In September 2016, tularaemia was detected for the first time in Australian animals, following Next Generation molecular analysis of archived samples, collected from two separate clusters of common ringtail possum deaths that had occurred in NSW in 2002 and 2003. Findings of F. t. holarctica were confirmed by PCR and were found to be genomically very similar to that found in the 2011 Australian human cases. For more information see the following links:
NSW DPI - Biosecurity Bulletins for veterinarians, wildlife carers and public
Wildlife Health Australia - Fact sheet (updated) - Tularaemia and Australian wildlife
National Guidelines for Sample Submission – Tularaemia – Diagnostic Testing
Department of Health - Zika Factsheet - the Basics
Queensland Health - Zika virus
Centers for Disease Control and Prevention [USA] - Zika Virus

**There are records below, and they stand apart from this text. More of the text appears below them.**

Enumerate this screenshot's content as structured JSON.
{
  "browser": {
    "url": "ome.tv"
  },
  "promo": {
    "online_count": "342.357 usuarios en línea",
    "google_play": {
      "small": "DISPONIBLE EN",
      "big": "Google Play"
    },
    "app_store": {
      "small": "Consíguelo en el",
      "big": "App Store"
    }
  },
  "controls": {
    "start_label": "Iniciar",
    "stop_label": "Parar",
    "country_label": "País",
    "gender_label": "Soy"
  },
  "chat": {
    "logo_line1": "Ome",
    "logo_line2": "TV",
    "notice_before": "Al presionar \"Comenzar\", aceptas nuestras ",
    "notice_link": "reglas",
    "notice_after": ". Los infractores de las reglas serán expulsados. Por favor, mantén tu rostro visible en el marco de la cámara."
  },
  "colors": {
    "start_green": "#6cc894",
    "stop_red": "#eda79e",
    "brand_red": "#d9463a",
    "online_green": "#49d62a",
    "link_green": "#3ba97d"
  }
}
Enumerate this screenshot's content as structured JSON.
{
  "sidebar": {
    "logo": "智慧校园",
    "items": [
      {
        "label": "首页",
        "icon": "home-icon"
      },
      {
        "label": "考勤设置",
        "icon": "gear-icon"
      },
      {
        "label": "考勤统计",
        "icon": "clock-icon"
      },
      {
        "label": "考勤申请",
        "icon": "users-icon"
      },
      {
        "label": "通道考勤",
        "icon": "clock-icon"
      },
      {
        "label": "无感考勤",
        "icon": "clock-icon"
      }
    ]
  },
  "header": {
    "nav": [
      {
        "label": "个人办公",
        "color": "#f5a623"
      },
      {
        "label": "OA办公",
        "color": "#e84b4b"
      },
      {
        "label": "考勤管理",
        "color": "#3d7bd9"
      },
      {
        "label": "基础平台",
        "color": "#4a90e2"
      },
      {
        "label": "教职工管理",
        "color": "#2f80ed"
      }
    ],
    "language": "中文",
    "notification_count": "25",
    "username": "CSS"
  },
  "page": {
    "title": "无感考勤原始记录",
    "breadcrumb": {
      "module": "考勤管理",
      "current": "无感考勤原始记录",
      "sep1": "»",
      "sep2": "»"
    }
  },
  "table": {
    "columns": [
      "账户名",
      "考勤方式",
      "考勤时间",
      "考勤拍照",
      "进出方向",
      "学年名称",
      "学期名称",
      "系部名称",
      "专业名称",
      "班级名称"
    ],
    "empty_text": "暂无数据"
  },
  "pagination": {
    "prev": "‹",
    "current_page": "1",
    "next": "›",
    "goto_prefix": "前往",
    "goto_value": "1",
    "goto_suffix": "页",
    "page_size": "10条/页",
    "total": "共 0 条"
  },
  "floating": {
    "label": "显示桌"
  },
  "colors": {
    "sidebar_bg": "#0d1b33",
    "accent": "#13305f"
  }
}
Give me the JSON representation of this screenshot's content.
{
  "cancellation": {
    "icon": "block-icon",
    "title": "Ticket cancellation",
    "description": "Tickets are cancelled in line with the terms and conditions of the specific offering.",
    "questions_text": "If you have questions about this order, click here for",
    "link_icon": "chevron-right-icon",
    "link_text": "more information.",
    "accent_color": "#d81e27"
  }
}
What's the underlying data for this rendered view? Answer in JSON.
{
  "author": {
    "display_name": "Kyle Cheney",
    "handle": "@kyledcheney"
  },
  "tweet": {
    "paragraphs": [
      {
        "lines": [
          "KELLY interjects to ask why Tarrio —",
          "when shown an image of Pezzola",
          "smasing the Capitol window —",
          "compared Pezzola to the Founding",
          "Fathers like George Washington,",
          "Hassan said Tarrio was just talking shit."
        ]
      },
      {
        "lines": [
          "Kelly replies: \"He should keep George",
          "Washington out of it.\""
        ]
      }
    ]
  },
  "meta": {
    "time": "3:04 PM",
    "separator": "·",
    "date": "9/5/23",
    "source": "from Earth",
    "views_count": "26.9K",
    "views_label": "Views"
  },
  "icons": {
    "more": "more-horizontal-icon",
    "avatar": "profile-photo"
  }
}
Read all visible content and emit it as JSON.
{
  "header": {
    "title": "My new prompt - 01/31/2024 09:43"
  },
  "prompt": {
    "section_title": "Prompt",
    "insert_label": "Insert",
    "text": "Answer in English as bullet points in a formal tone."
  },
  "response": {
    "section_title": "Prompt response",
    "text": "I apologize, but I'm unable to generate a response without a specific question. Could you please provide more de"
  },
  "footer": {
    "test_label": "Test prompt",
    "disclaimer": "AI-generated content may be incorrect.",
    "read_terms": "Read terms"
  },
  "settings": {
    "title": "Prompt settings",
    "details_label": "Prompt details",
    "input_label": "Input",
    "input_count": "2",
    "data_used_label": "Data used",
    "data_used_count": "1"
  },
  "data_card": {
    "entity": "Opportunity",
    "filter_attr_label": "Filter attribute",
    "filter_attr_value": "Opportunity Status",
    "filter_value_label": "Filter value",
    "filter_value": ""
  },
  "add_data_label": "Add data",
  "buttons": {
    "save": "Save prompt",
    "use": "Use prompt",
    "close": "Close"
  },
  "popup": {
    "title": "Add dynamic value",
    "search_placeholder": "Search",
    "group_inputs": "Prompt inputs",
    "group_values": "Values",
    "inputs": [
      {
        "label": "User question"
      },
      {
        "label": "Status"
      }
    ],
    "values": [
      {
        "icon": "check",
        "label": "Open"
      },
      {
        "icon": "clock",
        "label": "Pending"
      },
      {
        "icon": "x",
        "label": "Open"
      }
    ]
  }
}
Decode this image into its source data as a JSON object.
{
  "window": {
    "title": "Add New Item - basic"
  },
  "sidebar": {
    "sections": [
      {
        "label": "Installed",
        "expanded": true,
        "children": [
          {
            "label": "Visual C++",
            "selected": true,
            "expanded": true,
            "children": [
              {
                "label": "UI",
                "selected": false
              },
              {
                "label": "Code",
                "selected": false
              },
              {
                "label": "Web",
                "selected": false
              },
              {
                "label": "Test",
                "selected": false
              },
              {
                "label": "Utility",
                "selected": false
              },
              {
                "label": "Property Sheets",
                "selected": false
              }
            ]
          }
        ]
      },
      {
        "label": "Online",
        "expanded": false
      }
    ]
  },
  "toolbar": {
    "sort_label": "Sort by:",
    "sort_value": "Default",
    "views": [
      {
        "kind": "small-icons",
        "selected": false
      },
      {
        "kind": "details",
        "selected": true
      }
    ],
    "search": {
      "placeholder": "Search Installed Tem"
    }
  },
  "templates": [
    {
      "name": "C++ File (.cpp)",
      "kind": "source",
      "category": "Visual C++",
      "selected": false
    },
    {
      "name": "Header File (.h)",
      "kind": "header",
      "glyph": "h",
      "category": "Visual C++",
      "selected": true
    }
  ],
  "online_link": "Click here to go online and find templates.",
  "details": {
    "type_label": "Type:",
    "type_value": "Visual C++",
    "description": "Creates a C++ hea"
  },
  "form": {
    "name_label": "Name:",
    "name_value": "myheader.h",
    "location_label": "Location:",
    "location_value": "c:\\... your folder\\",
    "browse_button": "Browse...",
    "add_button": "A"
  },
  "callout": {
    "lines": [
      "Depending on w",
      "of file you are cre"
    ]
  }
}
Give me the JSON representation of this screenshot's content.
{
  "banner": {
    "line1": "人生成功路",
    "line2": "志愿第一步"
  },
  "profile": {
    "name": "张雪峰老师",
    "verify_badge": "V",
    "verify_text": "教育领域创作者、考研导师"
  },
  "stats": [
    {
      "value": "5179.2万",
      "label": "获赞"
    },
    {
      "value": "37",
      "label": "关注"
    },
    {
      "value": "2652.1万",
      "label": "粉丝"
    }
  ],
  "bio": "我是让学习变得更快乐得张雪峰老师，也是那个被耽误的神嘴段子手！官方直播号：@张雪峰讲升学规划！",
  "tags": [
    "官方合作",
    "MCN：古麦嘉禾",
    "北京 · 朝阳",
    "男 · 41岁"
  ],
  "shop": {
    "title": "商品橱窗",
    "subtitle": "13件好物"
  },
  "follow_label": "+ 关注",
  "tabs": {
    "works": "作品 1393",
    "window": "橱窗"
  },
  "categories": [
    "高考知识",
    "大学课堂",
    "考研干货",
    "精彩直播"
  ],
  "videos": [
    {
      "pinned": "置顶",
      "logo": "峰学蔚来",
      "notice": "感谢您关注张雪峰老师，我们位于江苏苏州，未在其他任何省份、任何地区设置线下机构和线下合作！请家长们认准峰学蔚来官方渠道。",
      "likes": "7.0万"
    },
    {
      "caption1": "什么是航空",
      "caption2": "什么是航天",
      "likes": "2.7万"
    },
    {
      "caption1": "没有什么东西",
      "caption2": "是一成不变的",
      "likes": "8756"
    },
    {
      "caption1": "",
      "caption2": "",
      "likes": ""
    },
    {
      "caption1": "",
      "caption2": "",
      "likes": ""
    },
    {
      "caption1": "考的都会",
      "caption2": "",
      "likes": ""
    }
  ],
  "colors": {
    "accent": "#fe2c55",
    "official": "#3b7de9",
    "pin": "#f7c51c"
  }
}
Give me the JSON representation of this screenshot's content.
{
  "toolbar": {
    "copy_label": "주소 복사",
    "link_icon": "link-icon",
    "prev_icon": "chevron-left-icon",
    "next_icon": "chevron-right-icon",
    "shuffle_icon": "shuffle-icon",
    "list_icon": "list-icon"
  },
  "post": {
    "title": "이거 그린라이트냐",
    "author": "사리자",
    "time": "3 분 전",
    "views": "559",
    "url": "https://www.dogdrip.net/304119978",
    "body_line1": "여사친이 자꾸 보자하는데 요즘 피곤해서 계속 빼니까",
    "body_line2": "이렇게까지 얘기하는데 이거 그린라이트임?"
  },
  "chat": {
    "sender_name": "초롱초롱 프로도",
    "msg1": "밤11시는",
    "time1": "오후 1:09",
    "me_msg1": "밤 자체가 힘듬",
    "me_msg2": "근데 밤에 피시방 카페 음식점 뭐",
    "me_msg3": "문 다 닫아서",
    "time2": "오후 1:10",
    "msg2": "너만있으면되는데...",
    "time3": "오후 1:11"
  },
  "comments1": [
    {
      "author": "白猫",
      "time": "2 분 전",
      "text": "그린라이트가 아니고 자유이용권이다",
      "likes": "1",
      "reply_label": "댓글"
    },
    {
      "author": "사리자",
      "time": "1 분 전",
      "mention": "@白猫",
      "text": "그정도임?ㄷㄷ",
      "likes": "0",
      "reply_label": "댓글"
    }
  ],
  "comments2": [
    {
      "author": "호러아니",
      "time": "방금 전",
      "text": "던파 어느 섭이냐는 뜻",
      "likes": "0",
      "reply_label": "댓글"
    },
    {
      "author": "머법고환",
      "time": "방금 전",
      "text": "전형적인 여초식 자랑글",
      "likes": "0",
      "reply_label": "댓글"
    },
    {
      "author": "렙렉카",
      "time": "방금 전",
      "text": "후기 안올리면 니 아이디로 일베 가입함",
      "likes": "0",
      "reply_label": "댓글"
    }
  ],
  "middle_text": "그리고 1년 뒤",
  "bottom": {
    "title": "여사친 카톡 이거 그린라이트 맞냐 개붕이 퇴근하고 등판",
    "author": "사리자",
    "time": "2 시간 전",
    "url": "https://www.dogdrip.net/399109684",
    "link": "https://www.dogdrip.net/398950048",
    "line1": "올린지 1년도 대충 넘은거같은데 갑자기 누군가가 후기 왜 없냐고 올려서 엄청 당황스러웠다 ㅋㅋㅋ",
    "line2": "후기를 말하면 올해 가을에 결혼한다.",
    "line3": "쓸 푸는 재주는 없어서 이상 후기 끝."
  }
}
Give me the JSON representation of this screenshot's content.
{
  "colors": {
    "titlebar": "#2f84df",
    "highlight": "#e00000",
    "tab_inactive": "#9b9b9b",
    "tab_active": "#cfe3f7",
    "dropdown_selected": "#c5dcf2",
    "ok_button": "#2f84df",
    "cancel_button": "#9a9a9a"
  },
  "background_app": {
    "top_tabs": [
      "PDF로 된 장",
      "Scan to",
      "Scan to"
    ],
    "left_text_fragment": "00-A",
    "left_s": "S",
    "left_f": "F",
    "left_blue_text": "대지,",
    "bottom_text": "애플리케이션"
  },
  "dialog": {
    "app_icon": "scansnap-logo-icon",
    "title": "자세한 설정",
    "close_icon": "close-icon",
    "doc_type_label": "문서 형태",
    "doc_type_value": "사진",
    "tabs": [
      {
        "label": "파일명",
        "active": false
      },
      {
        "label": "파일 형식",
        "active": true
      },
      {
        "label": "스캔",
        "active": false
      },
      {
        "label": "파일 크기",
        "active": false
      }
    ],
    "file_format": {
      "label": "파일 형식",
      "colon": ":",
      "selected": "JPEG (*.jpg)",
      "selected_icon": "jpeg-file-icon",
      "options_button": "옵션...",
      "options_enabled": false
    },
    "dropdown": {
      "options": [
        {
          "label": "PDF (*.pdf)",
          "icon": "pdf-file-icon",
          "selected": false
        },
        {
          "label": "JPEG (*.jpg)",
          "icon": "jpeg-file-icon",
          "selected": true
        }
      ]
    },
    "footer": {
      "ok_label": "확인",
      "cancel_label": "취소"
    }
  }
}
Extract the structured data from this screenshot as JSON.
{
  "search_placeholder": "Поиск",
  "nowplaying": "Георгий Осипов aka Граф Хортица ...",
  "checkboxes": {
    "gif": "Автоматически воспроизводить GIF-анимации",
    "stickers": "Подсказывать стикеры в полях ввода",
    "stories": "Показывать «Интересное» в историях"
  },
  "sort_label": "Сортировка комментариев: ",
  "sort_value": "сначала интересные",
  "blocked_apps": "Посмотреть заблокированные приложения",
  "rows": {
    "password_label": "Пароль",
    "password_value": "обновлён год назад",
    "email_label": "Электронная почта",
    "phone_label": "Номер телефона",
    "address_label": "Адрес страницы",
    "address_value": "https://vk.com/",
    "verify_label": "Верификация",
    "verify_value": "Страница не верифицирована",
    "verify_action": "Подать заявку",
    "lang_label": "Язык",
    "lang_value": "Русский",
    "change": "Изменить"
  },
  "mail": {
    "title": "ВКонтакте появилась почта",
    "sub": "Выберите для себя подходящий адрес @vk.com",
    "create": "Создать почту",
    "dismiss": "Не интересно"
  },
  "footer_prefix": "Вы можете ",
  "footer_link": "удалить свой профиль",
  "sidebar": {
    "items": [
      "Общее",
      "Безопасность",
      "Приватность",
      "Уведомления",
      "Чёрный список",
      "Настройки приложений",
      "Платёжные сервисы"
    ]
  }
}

In July 2015 a novel virus was detected in tissues of affected turtles. Further work is being undertaken to characterise the virus, determine its significance in the pathogenesis of the disease and develop further testing capabilities in a range of tissues. M. georgesi is a unique species of freshwater turtle found only in small sections of the Bellinger and Kalang rivers and total numbers are estimated to be extremely low. A small number of healthy M. georgesi were therefore removed from the river for a captive breeding program, and have remained healthy.
[This is a summary of the report in Animal Health Surveillance Quarterly, Volume 20, Issue 3]
NSW DPI – Bellinger River Snapping Turtle Response
Bellingen Shire Council – Bellinger River Snapping Turtles – Latest News
Additional information for NSW can be found at the end of the CVO Bulletin. Links to ABLV information in other jurisdictions are available on the WHA Resources (Expand 'Diseases and disease agents’ in the Categories list, select 'Australian Bat Lyssavirus’ and look for ‘Australian Bat Lyssavirus Resources’ for your state/territory).
NSW DPI - information on Pigeon Paramyxovirus
Agriculture Victoria - information on Pigeon Paramyxovirus
DPIPWE Tasmania - information on Avian Paramyxovirus in Pigeons
PIRSA South Australia - information on Pigeon Paramyxovirus
DAFWA Western Australia - information on Pigeon Paramyxovirus
DAF Queensland - information on avian paramyxovirus in pigeons
Plant toxicity – AHSQ Vol 19 Issue 2 & AHSQ Vol 20 Issue 4
Starvation – AHSQ Vol 20 Issue 3
Parasitism – AHSQ Vol 19 Issue 3
Other/unidentified causes – AHSQ Vol 15 Issue 2 & AHSQ Vol 19 Issue 1
NSW DPI - information on Hendra Virus
Queensland DAF - information on Hendra Virus